e) Carelessly and negligently failed to provide electrical service to plaintiffs' job site in accordance with the specifications when they knew or in the exercise of ordinary care ought to have known that such failure would force plaintiffs' work out of sequence and burden the cost thereof."
As a direct and proximate result:
"15. [N]o electrical service was furnished the work site until more than a year after the same was required, and plaintiffs were denied access to a material portion of the work, the sequence of plaintiffs' work was disrupted and burdened so as to increase the cost thereof and decrease its productivity and to cause the proliferation and duplication of labor and labor operations not otherwise necessary."
As a consequence, plaintiffs sustained:
"16. [E]normous cost overruns in the actual performance and prosecution of their work under the contract, including but not limited to excessive labor costs, labor `add-ons', excessive supervision, winter protection of their work, increased overhead, bond and insurance costs, interest on moneys borrowed and expended and the loss of anticipated profit * * *."

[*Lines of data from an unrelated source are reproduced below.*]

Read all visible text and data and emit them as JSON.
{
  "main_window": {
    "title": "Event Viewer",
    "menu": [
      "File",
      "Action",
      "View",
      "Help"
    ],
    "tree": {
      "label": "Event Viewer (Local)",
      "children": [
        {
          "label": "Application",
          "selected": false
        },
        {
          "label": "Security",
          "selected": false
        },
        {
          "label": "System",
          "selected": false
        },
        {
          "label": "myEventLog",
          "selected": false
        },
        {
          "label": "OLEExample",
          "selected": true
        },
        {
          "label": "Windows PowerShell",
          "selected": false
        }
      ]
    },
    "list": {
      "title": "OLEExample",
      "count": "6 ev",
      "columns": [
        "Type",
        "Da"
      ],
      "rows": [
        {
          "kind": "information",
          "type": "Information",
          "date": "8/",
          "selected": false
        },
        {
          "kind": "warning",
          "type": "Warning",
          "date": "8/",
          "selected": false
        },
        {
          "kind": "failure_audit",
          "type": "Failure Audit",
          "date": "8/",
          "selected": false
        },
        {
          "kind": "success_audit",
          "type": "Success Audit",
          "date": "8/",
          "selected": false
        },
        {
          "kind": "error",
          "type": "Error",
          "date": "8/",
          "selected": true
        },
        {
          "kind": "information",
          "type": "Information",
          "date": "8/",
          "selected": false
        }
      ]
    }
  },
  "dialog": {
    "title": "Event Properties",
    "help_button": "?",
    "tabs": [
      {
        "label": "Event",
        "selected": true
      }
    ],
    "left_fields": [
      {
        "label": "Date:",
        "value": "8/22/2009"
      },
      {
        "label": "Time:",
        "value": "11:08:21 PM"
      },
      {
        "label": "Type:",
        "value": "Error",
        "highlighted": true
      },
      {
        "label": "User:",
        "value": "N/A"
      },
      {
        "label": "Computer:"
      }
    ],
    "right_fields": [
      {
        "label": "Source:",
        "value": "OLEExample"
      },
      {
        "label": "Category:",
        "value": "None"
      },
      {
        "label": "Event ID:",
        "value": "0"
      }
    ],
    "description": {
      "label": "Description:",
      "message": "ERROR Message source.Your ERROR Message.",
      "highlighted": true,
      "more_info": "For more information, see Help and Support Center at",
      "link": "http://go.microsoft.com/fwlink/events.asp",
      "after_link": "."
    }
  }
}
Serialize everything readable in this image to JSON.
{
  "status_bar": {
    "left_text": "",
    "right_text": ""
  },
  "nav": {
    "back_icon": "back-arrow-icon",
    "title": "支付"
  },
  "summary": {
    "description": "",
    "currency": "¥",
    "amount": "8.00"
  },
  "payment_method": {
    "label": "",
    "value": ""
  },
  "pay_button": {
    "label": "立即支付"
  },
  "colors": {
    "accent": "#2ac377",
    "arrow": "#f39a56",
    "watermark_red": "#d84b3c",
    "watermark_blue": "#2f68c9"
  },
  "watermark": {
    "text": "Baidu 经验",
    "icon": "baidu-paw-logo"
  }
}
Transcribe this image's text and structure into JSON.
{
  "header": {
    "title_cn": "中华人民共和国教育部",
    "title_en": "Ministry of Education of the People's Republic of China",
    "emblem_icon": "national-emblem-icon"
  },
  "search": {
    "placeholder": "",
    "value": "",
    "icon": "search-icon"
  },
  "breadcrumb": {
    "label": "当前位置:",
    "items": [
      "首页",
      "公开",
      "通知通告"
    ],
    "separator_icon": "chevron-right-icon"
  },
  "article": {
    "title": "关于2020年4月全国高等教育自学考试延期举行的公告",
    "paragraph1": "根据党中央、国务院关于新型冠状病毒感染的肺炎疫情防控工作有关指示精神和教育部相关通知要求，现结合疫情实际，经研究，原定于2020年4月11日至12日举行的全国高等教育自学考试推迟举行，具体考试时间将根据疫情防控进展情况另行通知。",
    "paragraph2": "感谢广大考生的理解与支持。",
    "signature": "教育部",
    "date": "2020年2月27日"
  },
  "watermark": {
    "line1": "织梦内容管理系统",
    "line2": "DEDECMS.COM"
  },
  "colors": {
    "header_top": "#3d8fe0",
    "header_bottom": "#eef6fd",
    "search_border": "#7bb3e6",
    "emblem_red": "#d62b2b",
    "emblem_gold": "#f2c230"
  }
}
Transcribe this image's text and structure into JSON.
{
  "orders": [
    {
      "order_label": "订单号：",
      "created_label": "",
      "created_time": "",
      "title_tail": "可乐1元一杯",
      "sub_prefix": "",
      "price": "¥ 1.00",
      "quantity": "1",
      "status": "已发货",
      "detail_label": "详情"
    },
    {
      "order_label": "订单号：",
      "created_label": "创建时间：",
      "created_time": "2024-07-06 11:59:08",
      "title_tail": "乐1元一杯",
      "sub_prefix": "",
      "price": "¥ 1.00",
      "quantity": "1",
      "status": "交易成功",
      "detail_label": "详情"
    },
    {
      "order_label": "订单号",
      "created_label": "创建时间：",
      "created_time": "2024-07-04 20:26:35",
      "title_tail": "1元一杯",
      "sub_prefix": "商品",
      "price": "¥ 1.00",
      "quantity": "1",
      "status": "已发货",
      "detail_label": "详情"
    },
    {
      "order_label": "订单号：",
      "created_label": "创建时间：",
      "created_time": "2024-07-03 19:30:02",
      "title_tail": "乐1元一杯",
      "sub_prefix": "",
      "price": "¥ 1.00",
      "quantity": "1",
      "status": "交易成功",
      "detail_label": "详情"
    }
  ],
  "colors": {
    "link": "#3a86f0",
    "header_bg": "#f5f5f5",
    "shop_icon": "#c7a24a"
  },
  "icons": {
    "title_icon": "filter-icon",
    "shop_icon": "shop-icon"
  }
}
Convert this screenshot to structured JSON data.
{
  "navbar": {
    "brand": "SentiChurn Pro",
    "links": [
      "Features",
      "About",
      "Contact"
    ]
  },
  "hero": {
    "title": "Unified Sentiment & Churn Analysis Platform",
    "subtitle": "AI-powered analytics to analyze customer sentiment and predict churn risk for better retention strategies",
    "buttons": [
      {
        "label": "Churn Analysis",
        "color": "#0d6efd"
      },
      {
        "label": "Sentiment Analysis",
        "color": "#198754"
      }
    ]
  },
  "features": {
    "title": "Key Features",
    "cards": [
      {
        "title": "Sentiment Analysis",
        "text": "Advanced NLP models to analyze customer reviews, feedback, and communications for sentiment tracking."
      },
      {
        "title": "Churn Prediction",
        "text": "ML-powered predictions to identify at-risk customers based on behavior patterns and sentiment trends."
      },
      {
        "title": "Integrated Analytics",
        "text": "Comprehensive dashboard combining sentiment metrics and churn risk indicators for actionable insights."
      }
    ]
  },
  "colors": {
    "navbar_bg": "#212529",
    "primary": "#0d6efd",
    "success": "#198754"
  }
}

Defendants moved for summary judgment on the ground that the damages claimed, even if proved, were economic damages, recovery of which is barred in negligence as a matter of law. The motion included citation to three Illinois Supreme Court cases decided subsequent to the parties' first appeal of this cause. After briefing and argument by both parties, the court granted summary judgment, including a finding there was no just cause to delay enforcement or appeal.
The parties raise these two issues: (1) whether the trial court erred in finding that plaintiffs could not recover economic loss resulting from the Engineers' professional negligence; and (2) ...